Task instructions: Using the listing below, please gather every line containing the word "school".
● ● ●
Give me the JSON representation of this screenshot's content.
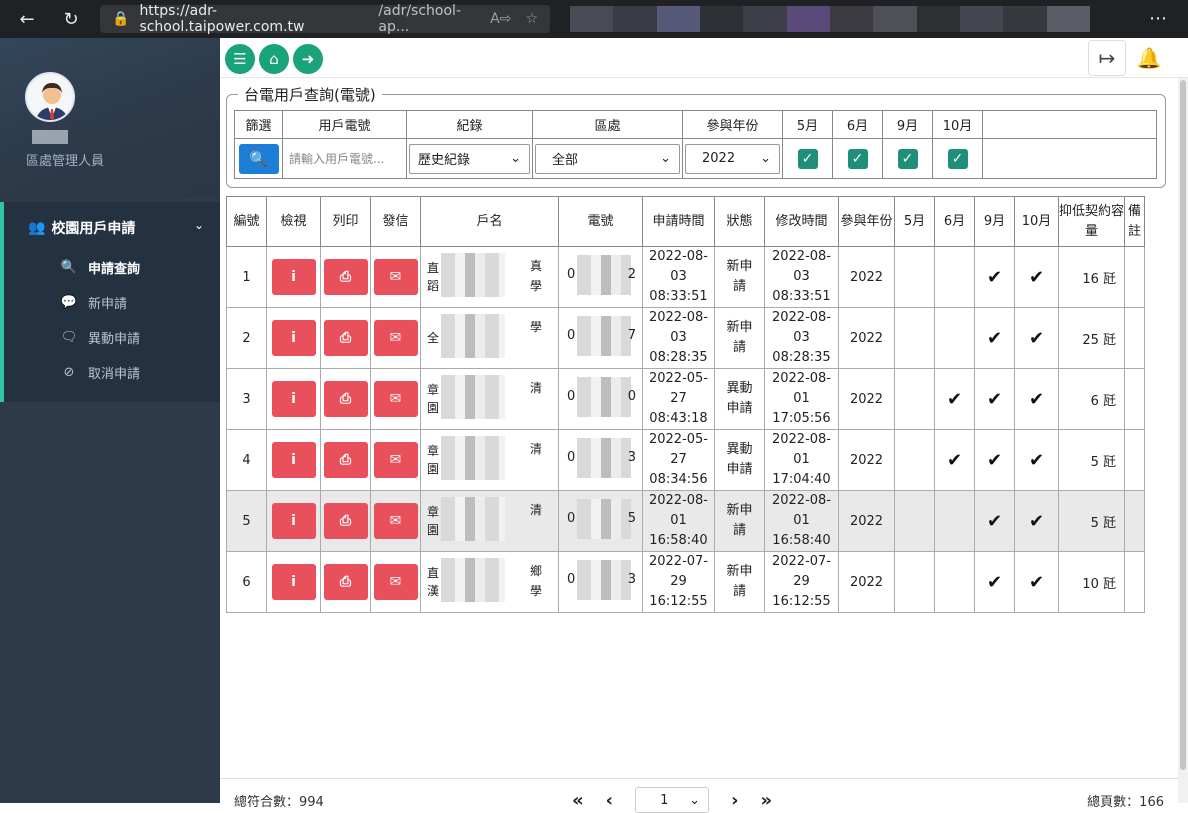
{
  "browser": {
    "url_host": "https://adr-school.taipower.com.tw",
    "url_path": "/adr/school-ap...",
    "back_icon": "back-arrow-icon",
    "refresh_icon": "refresh-icon"
  },
  "sidebar": {
    "role": "區處管理人員",
    "group_label": "校園用戶申請",
    "items": [
      {
        "label": "申請查詢",
        "icon": "search-icon",
        "active": true
      },
      {
        "label": "新申請",
        "icon": "comment-icon",
        "active": false
      },
      {
        "label": "異動申請",
        "icon": "comment-edit-icon",
        "active": false
      },
      {
        "label": "取消申請",
        "icon": "comment-slash-icon",
        "active": false
      }
    ]
  },
  "query": {
    "title": "台電用戶查詢(電號)",
    "headers": [
      "篩選",
      "用戶電號",
      "紀錄",
      "區處",
      "參與年份",
      "5月",
      "6月",
      "9月",
      "10月"
    ],
    "phone_placeholder": "請輸入用戶電號...",
    "record_value": "歷史紀錄",
    "region_value": "全部",
    "year_value": "2022",
    "check_mark": "✓"
  },
  "table": {
    "headers": [
      "編號",
      "檢視",
      "列印",
      "發信",
      "戶名",
      "電號",
      "申請時間",
      "狀態",
      "修改時間",
      "參與年份",
      "5月",
      "6月",
      "9月",
      "10月",
      "抑低契約容量",
      "備註"
    ],
    "rows": [
      {
        "no": "1",
        "name_l": "直",
        "name_l2": "蹈",
        "name_r": "真",
        "name_r2": "學",
        "phone_l": "0",
        "phone_r": "2",
        "apply_date": "2022-08-03",
        "apply_time": "08:33:51",
        "status1": "新申",
        "status2": "請",
        "mod_date": "2022-08-03",
        "mod_time": "08:33:51",
        "year": "2022",
        "m5": "",
        "m6": "",
        "m9": "✔",
        "m10": "✔",
        "capacity": "16 瓩"
      },
      {
        "no": "2",
        "name_l": "全",
        "name_l2": "",
        "name_r": "學",
        "name_r2": "",
        "phone_l": "0",
        "phone_r": "7",
        "apply_date": "2022-08-03",
        "apply_time": "08:28:35",
        "status1": "新申",
        "status2": "請",
        "mod_date": "2022-08-03",
        "mod_time": "08:28:35",
        "year": "2022",
        "m5": "",
        "m6": "",
        "m9": "✔",
        "m10": "✔",
        "capacity": "25 瓩"
      },
      {
        "no": "3",
        "name_l": "章",
        "name_l2": "園",
        "name_r": "清",
        "name_r2": "",
        "phone_l": "0",
        "phone_r": "0",
        "apply_date": "2022-05-27",
        "apply_time": "08:43:18",
        "status1": "異動",
        "status2": "申請",
        "mod_date": "2022-08-01",
        "mod_time": "17:05:56",
        "year": "2022",
        "m5": "",
        "m6": "✔",
        "m9": "✔",
        "m10": "✔",
        "capacity": "6 瓩"
      },
      {
        "no": "4",
        "name_l": "章",
        "name_l2": "園",
        "name_r": "清",
        "name_r2": "",
        "phone_l": "0",
        "phone_r": "3",
        "apply_date": "2022-05-27",
        "apply_time": "08:34:56",
        "status1": "異動",
        "status2": "申請",
        "mod_date": "2022-08-01",
        "mod_time": "17:04:40",
        "year": "2022",
        "m5": "",
        "m6": "✔",
        "m9": "✔",
        "m10": "✔",
        "capacity": "5 瓩"
      },
      {
        "no": "5",
        "name_l": "章",
        "name_l2": "園",
        "name_r": "清",
        "name_r2": "",
        "phone_l": "0",
        "phone_r": "5",
        "apply_date": "2022-08-01",
        "apply_time": "16:58:40",
        "status1": "新申",
        "status2": "請",
        "mod_date": "2022-08-01",
        "mod_time": "16:58:40",
        "year": "2022",
        "m5": "",
        "m6": "",
        "m9": "✔",
        "m10": "✔",
        "capacity": "5 瓩"
      },
      {
        "no": "6",
        "name_l": "直",
        "name_l2": "漢",
        "name_r": "鄉",
        "name_r2": "學",
        "phone_l": "0",
        "phone_r": "3",
        "apply_date": "2022-07-29",
        "apply_time": "16:12:55",
        "status1": "新申",
        "status2": "請",
        "mod_date": "2022-07-29",
        "mod_time": "16:12:55",
        "year": "2022",
        "m5": "",
        "m6": "",
        "m9": "✔",
        "m10": "✔",
        "capacity": "10 瓩"
      }
    ]
  },
  "footer": {
    "total_records": "總符合數：994",
    "total_pages": "總頁數：166",
    "page_value": "1",
    "first": "«",
    "prev": "‹",
    "next": "›",
    "last": "»"
  }
}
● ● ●
Response to this task:
    "url_host": "https://adr-school.taipower.com.tw",
    "url_path": "/adr/school-ap...",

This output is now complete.